Directions:
In the records below, some lines contain the word "iPhone". Copy each of them.

---------- Records supplied

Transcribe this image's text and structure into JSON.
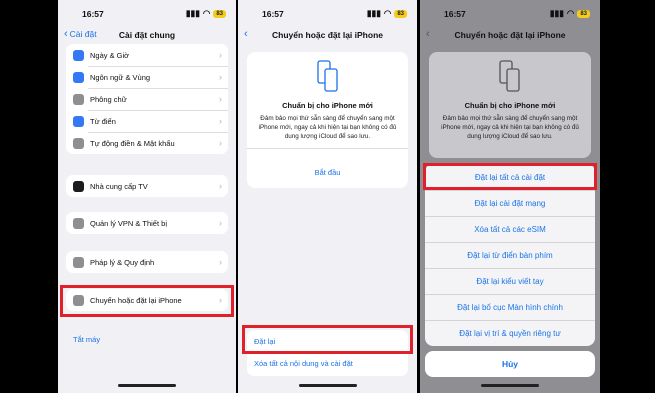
{
  "panel1": {
    "status": {
      "time": "16:57",
      "battery": "83"
    },
    "nav": {
      "back": "Cài đặt",
      "title": "Cài đặt chung"
    },
    "group_a": [
      {
        "label": "Ngày & Giờ",
        "icon": "calendar-icon",
        "color": "#3478f6"
      },
      {
        "label": "Ngôn ngữ & Vùng",
        "icon": "globe-icon",
        "color": "#3478f6"
      },
      {
        "label": "Phông chữ",
        "icon": "font-icon",
        "color": "#8e8e93"
      },
      {
        "label": "Từ điển",
        "icon": "book-icon",
        "color": "#3478f6"
      },
      {
        "label": "Tự động điền & Mật khẩu",
        "icon": "key-icon",
        "color": "#8e8e93"
      }
    ],
    "group_b": [
      {
        "label": "Nhà cung cấp TV",
        "icon": "tv-icon",
        "color": "#1c1c1e"
      }
    ],
    "group_c": [
      {
        "label": "Quản lý VPN & Thiết bị",
        "icon": "gear-icon",
        "color": "#8e8e93"
      }
    ],
    "group_d": [
      {
        "label": "Pháp lý & Quy định",
        "icon": "legal-icon",
        "color": "#8e8e93"
      }
    ],
    "group_e": [
      {
        "label": "Chuyển hoặc đặt lại iPhone",
        "icon": "reset-icon",
        "color": "#8e8e93"
      }
    ],
    "shutdown": "Tắt máy"
  },
  "panel2": {
    "status": {
      "time": "16:57",
      "battery": "83"
    },
    "nav": {
      "title": "Chuyển hoặc đặt lại iPhone"
    },
    "card": {
      "title": "Chuẩn bị cho iPhone mới",
      "desc": "Đảm bảo mọi thứ sẵn sàng để chuyển sang một iPhone mới, ngay cả khi hiện tại bạn không có đủ dung lượng iCloud để sao lưu.",
      "action": "Bắt đầu"
    },
    "reset_label": "Đặt lại",
    "erase_label": "Xóa tất cả nội dung và cài đặt"
  },
  "panel3": {
    "status": {
      "time": "16:57",
      "battery": "83"
    },
    "nav": {
      "title": "Chuyển hoặc đặt lại iPhone"
    },
    "card": {
      "title": "Chuẩn bị cho iPhone mới",
      "desc": "Đảm bảo mọi thứ sẵn sàng để chuyển sang một iPhone mới, ngay cả khi hiện tại bạn không có đủ dung lượng iCloud để sao lưu."
    },
    "options": [
      "Đặt lại tất cả cài đặt",
      "Đặt lại cài đặt mạng",
      "Xóa tất cả các eSIM",
      "Đặt lại từ điển bàn phím",
      "Đặt lại kiểu viết tay",
      "Đặt lại bố cục Màn hình chính",
      "Đặt lại vị trí & quyền riêng tư"
    ],
    "cancel": "Hủy"
  },
  "colors": {
    "accent": "#1a73e8",
    "highlight": "#e0202a",
    "battery": "#f4cc1c"
  }
}
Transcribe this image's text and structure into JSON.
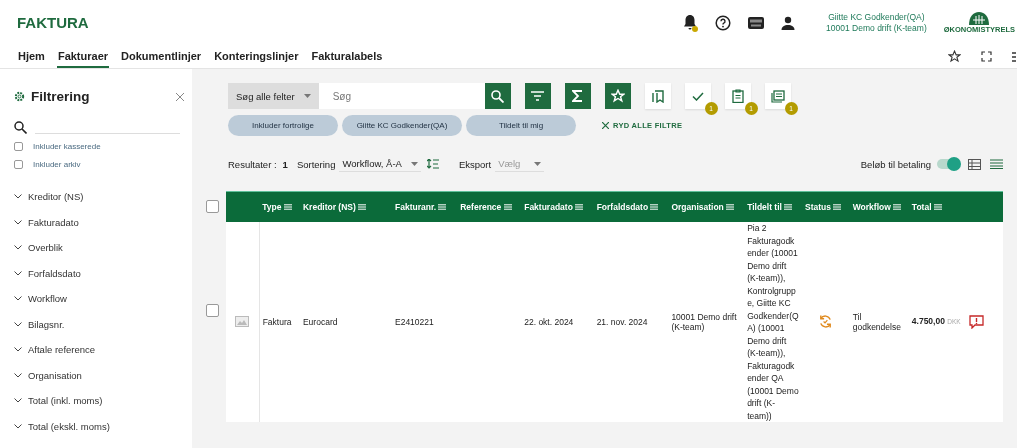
{
  "app_title": "FAKTURA",
  "user": {
    "name": "Giitte KC Godkender(QA)",
    "org": "10001 Demo drift (K-team)"
  },
  "logo_text": "ØKONOMISTYRELS",
  "tabs": [
    {
      "label": "Hjem",
      "selected": false
    },
    {
      "label": "Fakturaer",
      "selected": true
    },
    {
      "label": "Dokumentlinjer",
      "selected": false
    },
    {
      "label": "Konteringslinjer",
      "selected": false
    },
    {
      "label": "Fakturalabels",
      "selected": false
    }
  ],
  "sidebar": {
    "title": "Filtrering",
    "checkboxes": [
      {
        "label": "Inkluder kasserede",
        "checked": false
      },
      {
        "label": "Inkluder arkiv",
        "checked": false
      }
    ],
    "sections": [
      "Kreditor (NS)",
      "Fakturadato",
      "Overblik",
      "Forfaldsdato",
      "Workflow",
      "Bilagsnr.",
      "Aftale reference",
      "Organisation",
      "Total (inkl. moms)",
      "Total (ekskl. moms)"
    ]
  },
  "search": {
    "scope": "Søg alle felter",
    "placeholder": "Søg"
  },
  "toolbar_badges": [
    "1",
    "1",
    "1"
  ],
  "chips": [
    "Inkluder fortrolige",
    "Giitte KC Godkender(QA)",
    "Tildelt til mig"
  ],
  "clear_filters": "RYD ALLE FILTRE",
  "results": {
    "label": "Resultater :",
    "count": "1",
    "sort_label": "Sortering",
    "sort_value": "Workflow, Å-A",
    "export_label": "Eksport",
    "export_placeholder": "Vælg",
    "toggle_label": "Beløb til betaling",
    "toggle_on": true
  },
  "table": {
    "select_all_checked": false,
    "columns": [
      "Type",
      "Kreditor (NS)",
      "Fakturanr.",
      "Reference",
      "Fakturadato",
      "Forfaldsdato",
      "Organisation",
      "Tildelt til",
      "Status",
      "Workflow",
      "Total"
    ],
    "rows": [
      {
        "checked": false,
        "type": "Faktura",
        "kreditor": "Eurocard",
        "fakturanr": "E2410221",
        "fakturadato": "22. okt. 2024",
        "forfaldsdato": "21. nov. 2024",
        "organisation": "10001 Demo drift (K-team)",
        "tildelt": "Pia 2 Fakturagodkender (10001 Demo drift (K-team)), Kontrolgruppe, Giitte KC Godkender(QA) (10001 Demo drift (K-team)), Fakturagodkender QA (10001 Demo drift (K-team))",
        "workflow": "Til godkendelse",
        "total": "4.750,00",
        "currency": "DKK"
      }
    ]
  }
}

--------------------

Answer to this exercise:
        "label": "Chuyển hoặc đặt lại iPhone",
      "title": "Chuyển hoặc đặt lại iPhone"
      "title": "Chuẩn bị cho iPhone mới",
      "desc": "Đảm bảo mọi thứ sẵn sàng để chuyển sang một iPhone mới, ngay cả khi hiện tại bạn không có đủ dung lượng iCloud để sao lưu.",
      "title": "Chuyển hoặc đặt lại iPhone"
      "title": "Chuẩn bị cho iPhone mới",
      "desc": "Đảm bảo mọi thứ sẵn sàng để chuyển sang một iPhone mới, ngay cả khi hiện tại bạn không có đủ dung lượng iCloud để sao lưu."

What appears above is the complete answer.